Exercise
Give back each line of the material that contains the word "handle".

Records to process
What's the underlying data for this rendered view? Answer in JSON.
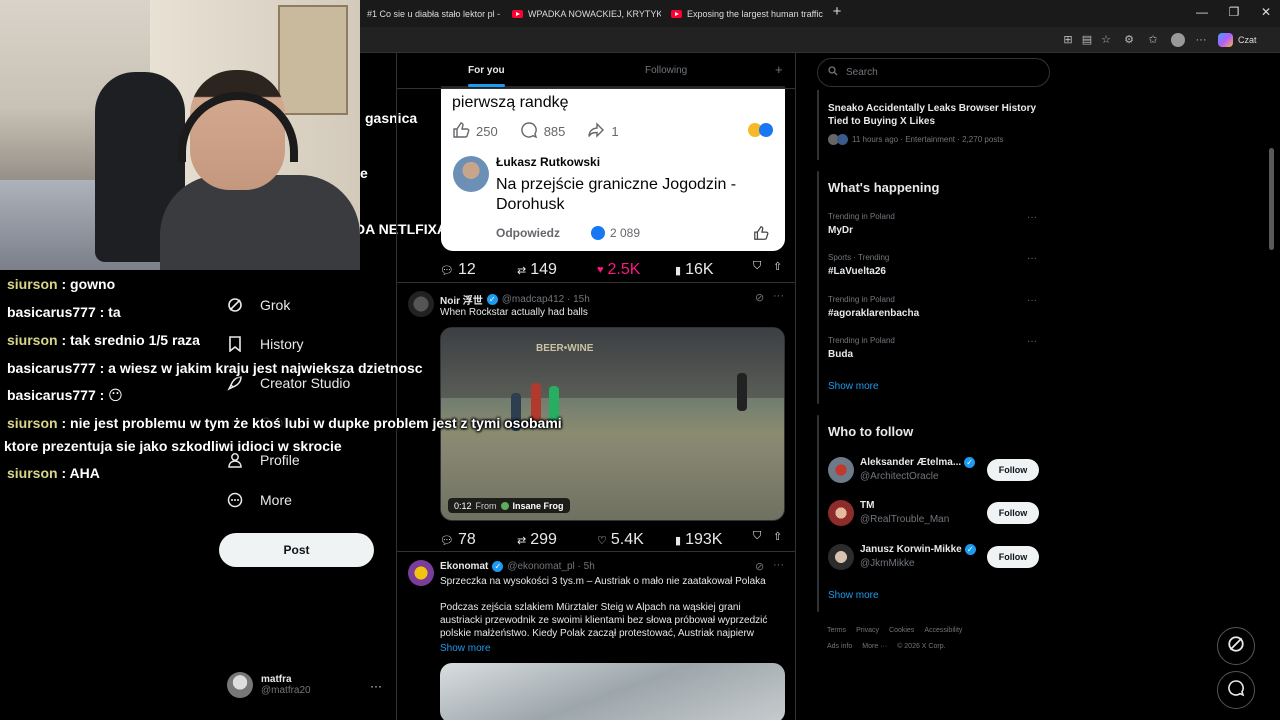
{
  "browser": {
    "tabs": [
      {
        "title": "#1 Co sie u diabła stało lektor pl -",
        "icon": "youtube-icon"
      },
      {
        "title": "WPADKA NOWACKIEJ, KRYTYKA T",
        "icon": "youtube-icon"
      },
      {
        "title": "Exposing the largest human traffic",
        "icon": "youtube-icon"
      }
    ],
    "new_tab": "+",
    "window_controls": [
      "—",
      "❐",
      "✕"
    ],
    "copilot_label": "Czat"
  },
  "left_fragments": {
    "gasnica": "gasnica",
    "e": "e",
    "netflixa": "DA NETLFIXA"
  },
  "nav": {
    "items": [
      {
        "label": "Grok",
        "icon": "grok-icon"
      },
      {
        "label": "History",
        "icon": "bookmark-icon"
      },
      {
        "label": "Creator Studio",
        "icon": "rocket-icon"
      },
      {
        "label": "Profile",
        "icon": "person-icon"
      },
      {
        "label": "More",
        "icon": "more-circle-icon"
      }
    ],
    "hidden_partial": "Grok",
    "post_button": "Post",
    "account": {
      "name": "matfra",
      "handle": "@matfra20",
      "more": "···"
    }
  },
  "timeline": {
    "tabs": [
      {
        "label": "For you",
        "active": true
      },
      {
        "label": "Following",
        "active": false
      }
    ],
    "add_tab": "+",
    "fb_card": {
      "text_top": "pierwszą randkę",
      "likes": "250",
      "comments": "885",
      "shares": "1",
      "commenter": "Łukasz Rutkowski",
      "comment": "Na przejście graniczne Jogodzin - Dorohusk",
      "reply": "Odpowiedz",
      "comment_likes": "2 089"
    },
    "tweet1_actions": {
      "replies": "12",
      "reposts": "149",
      "likes": "2.5K",
      "views": "16K"
    },
    "tweet2": {
      "name": "Noir 浮世",
      "handle": "@madcap412 · 15h",
      "text": "When Rockstar actually had balls",
      "video_sign": "BEER•WINE",
      "video_time": "0:12",
      "video_from": "From",
      "video_source": "Insane Frog",
      "replies": "78",
      "reposts": "299",
      "likes": "5.4K",
      "views": "193K"
    },
    "tweet3": {
      "name": "Ekonomat",
      "handle": "@ekonomat_pl · 5h",
      "text1": "Sprzeczka na wysokości 3 tys.m – Austriak o mało nie zaatakował Polaka",
      "text2": "Podczas zejścia szlakiem Mürztaler Steig w Alpach na wąskiej grani austriacki przewodnik ze swoimi klientami bez słowa próbował wyprzedzić polskie małżeństwo. Kiedy Polak zaczął protestować, Austriak najpierw",
      "show_more": "Show more"
    }
  },
  "right": {
    "search_placeholder": "Search",
    "news": {
      "title": "Sneako Accidentally Leaks Browser History Tied to Buying X Likes",
      "meta": "11 hours ago · Entertainment · 2,270 posts"
    },
    "whats_happening": "What's happening",
    "trends": [
      {
        "category": "Trending in Poland",
        "name": "MyDr"
      },
      {
        "category": "Sports · Trending",
        "name": "#LaVuelta26"
      },
      {
        "category": "Trending in Poland",
        "name": "#agoraklarenbacha"
      },
      {
        "category": "Trending in Poland",
        "name": "Buda"
      }
    ],
    "trend_more": "···",
    "show_more": "Show more",
    "who_to_follow": "Who to follow",
    "follow": [
      {
        "name": "Aleksander Ætelma...",
        "handle": "@ArchitectOracle",
        "button": "Follow"
      },
      {
        "name": "TM",
        "handle": "@RealTrouble_Man",
        "button": "Follow"
      },
      {
        "name": "Janusz Korwin-Mikke",
        "handle": "@JkmMikke",
        "button": "Follow"
      }
    ],
    "footer1": [
      "Terms",
      "Privacy",
      "Cookies",
      "Accessibility"
    ],
    "footer2": [
      "Ads info",
      "More ···",
      "© 2026 X Corp."
    ]
  },
  "chat": {
    "lines": [
      {
        "user": "siurson",
        "text": " : gowno"
      },
      {
        "user": "basicarus777",
        "text": " : ta"
      },
      {
        "user": "siurson",
        "text": " : tak srednio 1/5 raza"
      },
      {
        "user": "basicarus777",
        "text": " : a wiesz w jakim kraju jest najwieksza dzietnosc"
      },
      {
        "user": "basicarus777",
        "text": " : 😶"
      },
      {
        "user": "siurson",
        "text": " : nie jest problemu w tym że ktoś lubi w dupke problem jest z tymi osobami"
      },
      {
        "user": "",
        "text": "ktore prezentuja sie jako szkodliwi idioci w skrocie"
      },
      {
        "user": "siurson",
        "text": " : AHA"
      }
    ]
  },
  "colors": {
    "accent": "#1d9bf0",
    "background": "#000000",
    "like": "#f91880",
    "chat_user_siurson": "#d9d58a"
  }
}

Solution to this exercise
      "handle": "@matfra20",
      "handle": "@madcap412 · 15h",
      "handle": "@ekonomat_pl · 5h",
        "handle": "@ArchitectOracle",
        "handle": "@RealTrouble_Man",
        "handle": "@JkmMikke",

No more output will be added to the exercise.